Climate scientists have long recognized carbon dioxide (CO2) and methane as potent contributors to global warming. Natural gas consists primarily of methane, and study after study has shown that leaking pipelines and fracking wells in North America are one source of the current, alarming spike in atmospheric methane. The fracking boom was rationalized on the basis that natural gas was a “bridge fuel” with “lower CO2 emissions,” rhetoric that continues today even as it flies in the face of mountains of scientific evidence.
Halting the wholesale destruction of the livability of our planet and preventing our children’s futures from being sold out to the insatiable greed of fossil fuel companies is our challenge. These are the stakes in the greatest challenge humanity has ever faced. Resistance to pipelines and fossil fuel infrastructure is raging in battles across the country and indeed around the world. Most notable is the resistance underway against the Dakota Access Pipeline by the Standing Rock Sioux, joined by hundreds of other Native American tribes and many thousands of allies. There, militarized police have been called in to violently ‘protect’ the interests of the company (Energy East/Enbridge), and they have not hesitated to seriously injure peaceful “water protectors” who are standing up for their rights, for their rivers, for their children and for our planet. Vermont is far from North Dakota, and our largely white European population is unfamiliar with the level of oppression that Native Americans have contended with for centuries. But, as one activist stated, we are all bound by a common thread; the blood that flows in our veins is not so different. Ultimately we are all mostly water.
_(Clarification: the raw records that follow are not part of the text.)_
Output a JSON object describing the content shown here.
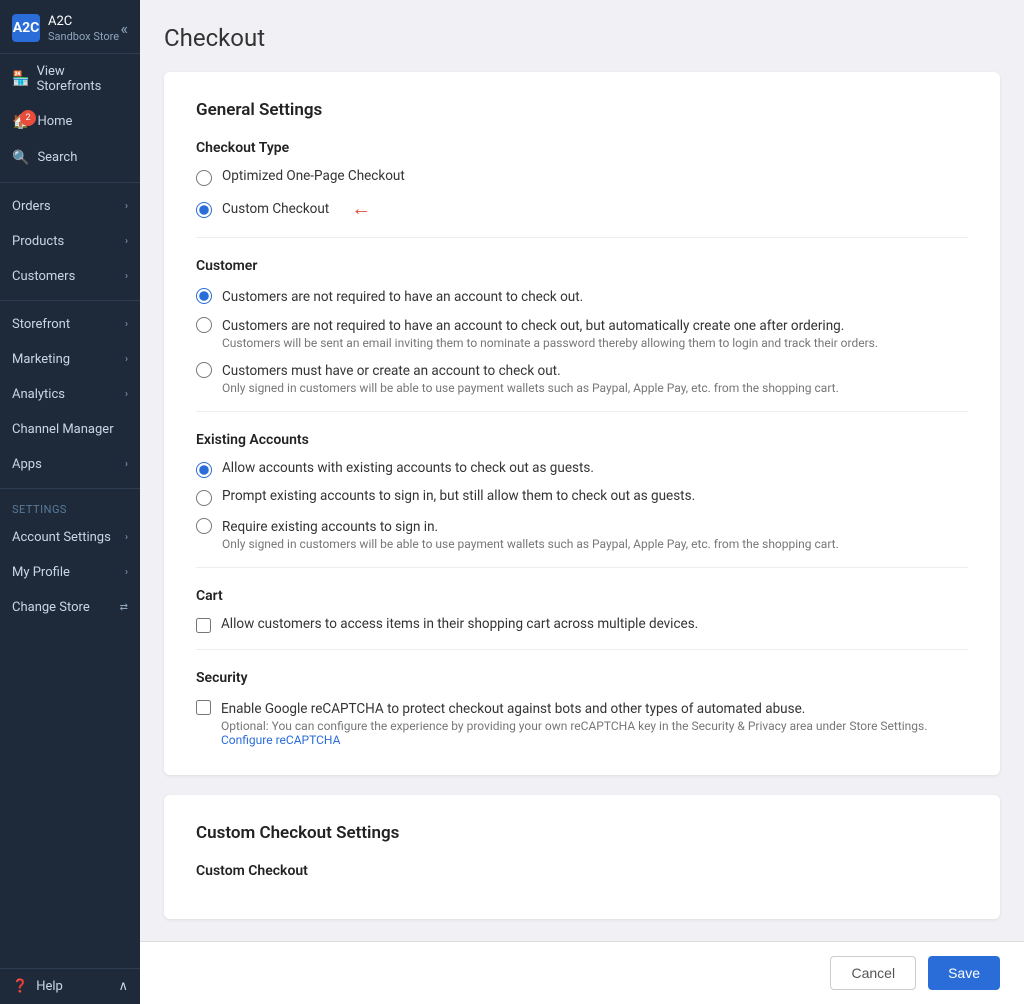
{
  "sidebar": {
    "logo_text": "A2C",
    "store_name": "Sandbox Store",
    "collapse_icon": "«",
    "nav_items": [
      {
        "id": "view-storefronts",
        "label": "View Storefronts",
        "icon": "🏪",
        "badge": null,
        "chevron": false
      },
      {
        "id": "home",
        "label": "Home",
        "icon": "🏠",
        "badge": "2",
        "chevron": false
      },
      {
        "id": "search",
        "label": "Search",
        "icon": "🔍",
        "badge": null,
        "chevron": false
      },
      {
        "id": "orders",
        "label": "Orders",
        "icon": "",
        "badge": null,
        "chevron": true
      },
      {
        "id": "products",
        "label": "Products",
        "icon": "",
        "badge": null,
        "chevron": true
      },
      {
        "id": "customers",
        "label": "Customers",
        "icon": "",
        "badge": null,
        "chevron": true
      },
      {
        "id": "storefront",
        "label": "Storefront",
        "icon": "",
        "badge": null,
        "chevron": true
      },
      {
        "id": "marketing",
        "label": "Marketing",
        "icon": "",
        "badge": null,
        "chevron": true
      },
      {
        "id": "analytics",
        "label": "Analytics",
        "icon": "",
        "badge": null,
        "chevron": true
      },
      {
        "id": "channel-manager",
        "label": "Channel Manager",
        "icon": "",
        "badge": null,
        "chevron": false
      },
      {
        "id": "apps",
        "label": "Apps",
        "icon": "",
        "badge": null,
        "chevron": true
      }
    ],
    "settings_label": "Settings",
    "settings_items": [
      {
        "id": "account-settings",
        "label": "Account Settings",
        "icon": "",
        "chevron": true
      },
      {
        "id": "my-profile",
        "label": "My Profile",
        "icon": "",
        "chevron": true
      },
      {
        "id": "change-store",
        "label": "Change Store",
        "icon": "",
        "chevron": false,
        "special_icon": "⇄"
      }
    ],
    "footer_label": "Help"
  },
  "page": {
    "title": "Checkout",
    "general_settings": {
      "heading": "General Settings",
      "checkout_type": {
        "heading": "Checkout Type",
        "options": [
          {
            "id": "optimized",
            "label": "Optimized One-Page Checkout",
            "checked": false,
            "arrow": false
          },
          {
            "id": "custom",
            "label": "Custom Checkout",
            "checked": true,
            "arrow": true
          }
        ]
      },
      "customer": {
        "heading": "Customer",
        "options": [
          {
            "id": "not-required",
            "label": "Customers are not required to have an account to check out.",
            "sublabel": "",
            "checked": true
          },
          {
            "id": "auto-create",
            "label": "Customers are not required to have an account to check out, but automatically create one after ordering.",
            "sublabel": "Customers will be sent an email inviting them to nominate a password thereby allowing them to login and track their orders.",
            "checked": false
          },
          {
            "id": "must-have",
            "label": "Customers must have or create an account to check out.",
            "sublabel": "Only signed in customers will be able to use payment wallets such as Paypal, Apple Pay, etc. from the shopping cart.",
            "checked": false
          }
        ]
      },
      "existing_accounts": {
        "heading": "Existing Accounts",
        "options": [
          {
            "id": "allow-guest",
            "label": "Allow accounts with existing accounts to check out as guests.",
            "checked": true
          },
          {
            "id": "prompt-signin",
            "label": "Prompt existing accounts to sign in, but still allow them to check out as guests.",
            "checked": false
          },
          {
            "id": "require-signin",
            "label": "Require existing accounts to sign in.",
            "sublabel": "Only signed in customers will be able to use payment wallets such as Paypal, Apple Pay, etc. from the shopping cart.",
            "checked": false
          }
        ]
      },
      "cart": {
        "heading": "Cart",
        "options": [
          {
            "id": "cart-multi-device",
            "label": "Allow customers to access items in their shopping cart across multiple devices.",
            "checked": false
          }
        ]
      },
      "security": {
        "heading": "Security",
        "options": [
          {
            "id": "recaptcha",
            "label": "Enable Google reCAPTCHA to protect checkout against bots and other types of automated abuse.",
            "sublabel": "Optional: You can configure the experience by providing your own reCAPTCHA key in the Security & Privacy area under Store Settings.",
            "checked": false
          }
        ],
        "configure_link_text": "Configure reCAPTCHA",
        "configure_link_href": "#"
      }
    },
    "custom_checkout_settings": {
      "heading": "Custom Checkout Settings",
      "custom_checkout_label": "Custom Checkout"
    },
    "footer": {
      "cancel_label": "Cancel",
      "save_label": "Save"
    }
  }
}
Hinesburg’s struggle against the pipeline is one small piece in the larger fabric of resistance that is underway. Right now, we are celebrating each day that Geprags Park remains unscathed as a victory. Each time we proclaim our victory, we acknowledge it, and then send it upstream, downstream, and across the land in hopes that it will sow seeds all along the way.
To get involved or for more information: firstname.lastname@example.org.
Montpelier: Central Vermont Climate Action: email@example.com or facebook.com/centralvtclimateaction/
Rachel Smolker has a Ph.D. in ecology/biology from the University of Michigan and is a writer and activist on energy and climate justice issues. She lives in Hinesburg, VT.